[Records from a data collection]
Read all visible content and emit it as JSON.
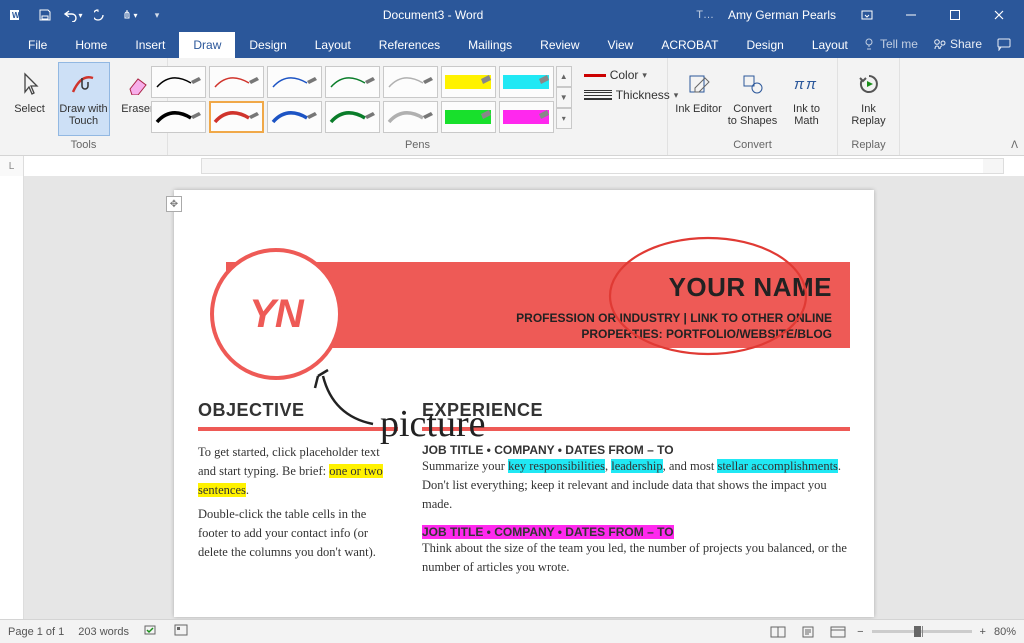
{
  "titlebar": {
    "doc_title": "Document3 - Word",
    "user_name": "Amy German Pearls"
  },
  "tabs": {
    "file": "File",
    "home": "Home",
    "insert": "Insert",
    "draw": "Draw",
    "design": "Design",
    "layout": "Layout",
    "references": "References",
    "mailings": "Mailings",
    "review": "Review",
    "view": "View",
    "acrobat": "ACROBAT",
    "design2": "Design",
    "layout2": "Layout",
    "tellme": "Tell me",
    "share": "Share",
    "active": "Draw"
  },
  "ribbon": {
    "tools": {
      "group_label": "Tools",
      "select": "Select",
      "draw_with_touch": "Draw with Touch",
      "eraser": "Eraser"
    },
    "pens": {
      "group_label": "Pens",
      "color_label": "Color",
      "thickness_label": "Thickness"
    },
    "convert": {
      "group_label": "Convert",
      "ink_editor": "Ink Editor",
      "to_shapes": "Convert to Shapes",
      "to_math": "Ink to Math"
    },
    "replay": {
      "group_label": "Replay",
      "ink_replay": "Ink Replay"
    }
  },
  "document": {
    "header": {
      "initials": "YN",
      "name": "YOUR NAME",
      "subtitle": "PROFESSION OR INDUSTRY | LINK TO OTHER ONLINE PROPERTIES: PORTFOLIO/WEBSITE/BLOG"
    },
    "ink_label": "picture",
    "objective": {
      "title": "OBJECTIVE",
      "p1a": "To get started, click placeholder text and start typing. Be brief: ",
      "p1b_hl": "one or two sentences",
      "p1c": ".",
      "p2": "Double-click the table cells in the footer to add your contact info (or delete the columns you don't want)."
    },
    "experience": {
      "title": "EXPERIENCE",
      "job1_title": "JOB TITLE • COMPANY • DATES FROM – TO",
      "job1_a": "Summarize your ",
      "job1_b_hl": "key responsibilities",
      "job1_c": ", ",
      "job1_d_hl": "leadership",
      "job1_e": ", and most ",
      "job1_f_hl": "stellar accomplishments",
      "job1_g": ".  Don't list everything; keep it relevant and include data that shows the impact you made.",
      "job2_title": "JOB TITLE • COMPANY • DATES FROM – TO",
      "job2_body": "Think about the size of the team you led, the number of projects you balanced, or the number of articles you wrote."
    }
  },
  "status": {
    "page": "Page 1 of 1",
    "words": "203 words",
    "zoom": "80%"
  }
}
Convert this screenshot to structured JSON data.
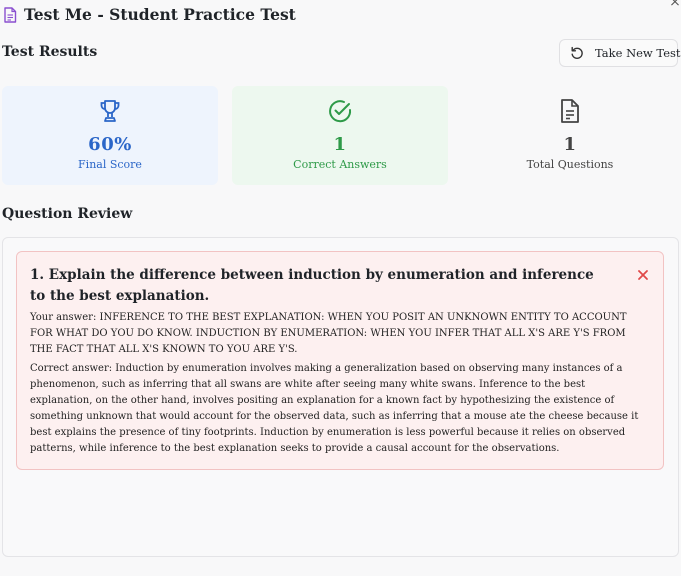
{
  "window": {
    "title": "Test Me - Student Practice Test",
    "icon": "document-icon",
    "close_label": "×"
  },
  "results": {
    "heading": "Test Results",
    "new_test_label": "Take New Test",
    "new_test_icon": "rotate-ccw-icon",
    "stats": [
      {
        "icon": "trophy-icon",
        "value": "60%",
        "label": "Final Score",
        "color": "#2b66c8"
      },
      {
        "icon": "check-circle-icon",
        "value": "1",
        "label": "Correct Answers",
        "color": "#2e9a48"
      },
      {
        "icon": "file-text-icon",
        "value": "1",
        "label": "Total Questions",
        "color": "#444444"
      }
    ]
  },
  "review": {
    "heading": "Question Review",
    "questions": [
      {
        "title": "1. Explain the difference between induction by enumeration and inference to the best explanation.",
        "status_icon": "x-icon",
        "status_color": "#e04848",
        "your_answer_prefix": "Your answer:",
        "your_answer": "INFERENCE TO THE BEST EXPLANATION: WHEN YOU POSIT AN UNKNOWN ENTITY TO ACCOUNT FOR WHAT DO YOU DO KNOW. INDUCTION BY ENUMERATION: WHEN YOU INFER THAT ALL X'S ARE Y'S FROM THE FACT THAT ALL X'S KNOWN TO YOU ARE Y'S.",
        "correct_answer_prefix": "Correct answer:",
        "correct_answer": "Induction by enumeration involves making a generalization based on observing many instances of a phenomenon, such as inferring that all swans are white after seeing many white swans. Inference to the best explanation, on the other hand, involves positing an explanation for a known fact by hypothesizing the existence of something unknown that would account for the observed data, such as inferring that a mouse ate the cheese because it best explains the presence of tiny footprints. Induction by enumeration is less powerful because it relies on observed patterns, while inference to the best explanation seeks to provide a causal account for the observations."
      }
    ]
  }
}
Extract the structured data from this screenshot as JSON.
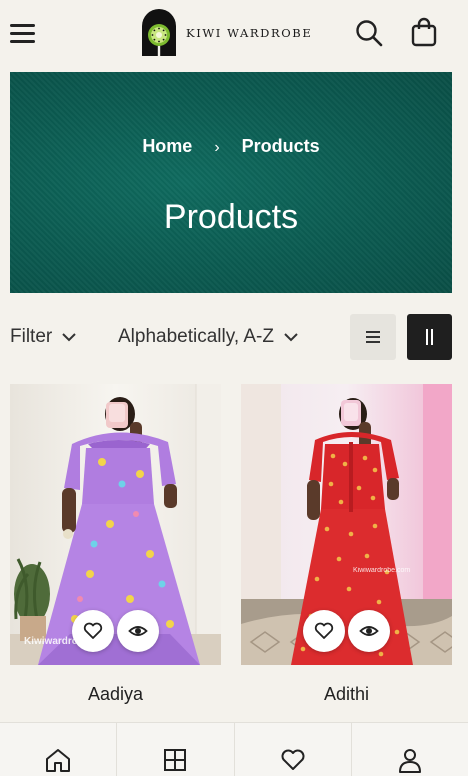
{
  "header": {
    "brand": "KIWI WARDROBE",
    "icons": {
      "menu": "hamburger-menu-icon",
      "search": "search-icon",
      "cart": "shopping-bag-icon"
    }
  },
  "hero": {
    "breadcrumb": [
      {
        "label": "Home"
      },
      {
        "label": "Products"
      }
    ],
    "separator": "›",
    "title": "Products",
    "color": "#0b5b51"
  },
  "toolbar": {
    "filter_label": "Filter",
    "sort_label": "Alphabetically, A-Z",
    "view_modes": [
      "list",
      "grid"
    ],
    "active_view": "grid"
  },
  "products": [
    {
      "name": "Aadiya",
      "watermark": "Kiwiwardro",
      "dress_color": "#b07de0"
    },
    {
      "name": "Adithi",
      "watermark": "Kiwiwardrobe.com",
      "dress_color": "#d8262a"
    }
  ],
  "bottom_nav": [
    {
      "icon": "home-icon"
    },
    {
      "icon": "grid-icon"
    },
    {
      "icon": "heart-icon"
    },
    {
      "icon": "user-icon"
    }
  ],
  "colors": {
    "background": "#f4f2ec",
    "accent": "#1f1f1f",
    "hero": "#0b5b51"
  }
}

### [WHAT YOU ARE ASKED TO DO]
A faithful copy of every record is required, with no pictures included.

### [PROBLEM SOLUTION]
Read all visible content and emit it as JSON.
{
  "titlebar": {
    "doc_title": "Document3 - Word",
    "user_name": "Amy German Pearls"
  },
  "tabs": {
    "file": "File",
    "home": "Home",
    "insert": "Insert",
    "draw": "Draw",
    "design": "Design",
    "layout": "Layout",
    "references": "References",
    "mailings": "Mailings",
    "review": "Review",
    "view": "View",
    "acrobat": "ACROBAT",
    "design2": "Design",
    "layout2": "Layout",
    "tellme": "Tell me",
    "share": "Share",
    "active": "Draw"
  },
  "ribbon": {
    "tools": {
      "group_label": "Tools",
      "select": "Select",
      "draw_with_touch": "Draw with Touch",
      "eraser": "Eraser"
    },
    "pens": {
      "group_label": "Pens",
      "color_label": "Color",
      "thickness_label": "Thickness"
    },
    "convert": {
      "group_label": "Convert",
      "ink_editor": "Ink Editor",
      "to_shapes": "Convert to Shapes",
      "to_math": "Ink to Math"
    },
    "replay": {
      "group_label": "Replay",
      "ink_replay": "Ink Replay"
    }
  },
  "document": {
    "header": {
      "initials": "YN",
      "name": "YOUR NAME",
      "subtitle": "PROFESSION OR INDUSTRY | LINK TO OTHER ONLINE PROPERTIES: PORTFOLIO/WEBSITE/BLOG"
    },
    "ink_label": "picture",
    "objective": {
      "title": "OBJECTIVE",
      "p1a": "To get started, click placeholder text and start typing. Be brief: ",
      "p1b_hl": "one or two sentences",
      "p1c": ".",
      "p2": "Double-click the table cells in the footer to add your contact info (or delete the columns you don't want)."
    },
    "experience": {
      "title": "EXPERIENCE",
      "job1_title": "JOB TITLE • COMPANY • DATES FROM – TO",
      "job1_a": "Summarize your ",
      "job1_b_hl": "key responsibilities",
      "job1_c": ", ",
      "job1_d_hl": "leadership",
      "job1_e": ", and most ",
      "job1_f_hl": "stellar accomplishments",
      "job1_g": ".  Don't list everything; keep it relevant and include data that shows the impact you made.",
      "job2_title": "JOB TITLE • COMPANY • DATES FROM – TO",
      "job2_body": "Think about the size of the team you led, the number of projects you balanced, or the number of articles you wrote."
    }
  },
  "status": {
    "page": "Page 1 of 1",
    "words": "203 words",
    "zoom": "80%"
  }
}
Convert this screenshot to structured JSON data.
{
  "window": {
    "title": "Test Me - Student Practice Test",
    "icon": "document-icon",
    "close_label": "×"
  },
  "results": {
    "heading": "Test Results",
    "new_test_label": "Take New Test",
    "new_test_icon": "rotate-ccw-icon",
    "stats": [
      {
        "icon": "trophy-icon",
        "value": "60%",
        "label": "Final Score",
        "color": "#2b66c8"
      },
      {
        "icon": "check-circle-icon",
        "value": "1",
        "label": "Correct Answers",
        "color": "#2e9a48"
      },
      {
        "icon": "file-text-icon",
        "value": "1",
        "label": "Total Questions",
        "color": "#444444"
      }
    ]
  },
  "review": {
    "heading": "Question Review",
    "questions": [
      {
        "title": "1. Explain the difference between induction by enumeration and inference to the best explanation.",
        "status_icon": "x-icon",
        "status_color": "#e04848",
        "your_answer_prefix": "Your answer:",
        "your_answer": "INFERENCE TO THE BEST EXPLANATION: WHEN YOU POSIT AN UNKNOWN ENTITY TO ACCOUNT FOR WHAT DO YOU DO KNOW. INDUCTION BY ENUMERATION: WHEN YOU INFER THAT ALL X'S ARE Y'S FROM THE FACT THAT ALL X'S KNOWN TO YOU ARE Y'S.",
        "correct_answer_prefix": "Correct answer:",
        "correct_answer": "Induction by enumeration involves making a generalization based on observing many instances of a phenomenon, such as inferring that all swans are white after seeing many white swans. Inference to the best explanation, on the other hand, involves positing an explanation for a known fact by hypothesizing the existence of something unknown that would account for the observed data, such as inferring that a mouse ate the cheese because it best explains the presence of tiny footprints. Induction by enumeration is less powerful because it relies on observed patterns, while inference to the best explanation seeks to provide a causal account for the observations."
      }
    ]
  }
}
Extract the structured data from this screenshot as JSON.
{
  "header": {
    "brand": "KIWI WARDROBE",
    "icons": {
      "menu": "hamburger-menu-icon",
      "search": "search-icon",
      "cart": "shopping-bag-icon"
    }
  },
  "hero": {
    "breadcrumb": [
      {
        "label": "Home"
      },
      {
        "label": "Products"
      }
    ],
    "separator": "›",
    "title": "Products",
    "color": "#0b5b51"
  },
  "toolbar": {
    "filter_label": "Filter",
    "sort_label": "Alphabetically, A-Z",
    "view_modes": [
      "list",
      "grid"
    ],
    "active_view": "grid"
  },
  "products": [
    {
      "name": "Aadiya",
      "watermark": "Kiwiwardro",
      "dress_color": "#b07de0"
    },
    {
      "name": "Adithi",
      "watermark": "Kiwiwardrobe.com",
      "dress_color": "#d8262a"
    }
  ],
  "bottom_nav": [
    {
      "icon": "home-icon"
    },
    {
      "icon": "grid-icon"
    },
    {
      "icon": "heart-icon"
    },
    {
      "icon": "user-icon"
    }
  ],
  "colors": {
    "background": "#f4f2ec",
    "accent": "#1f1f1f",
    "hero": "#0b5b51"
  }
}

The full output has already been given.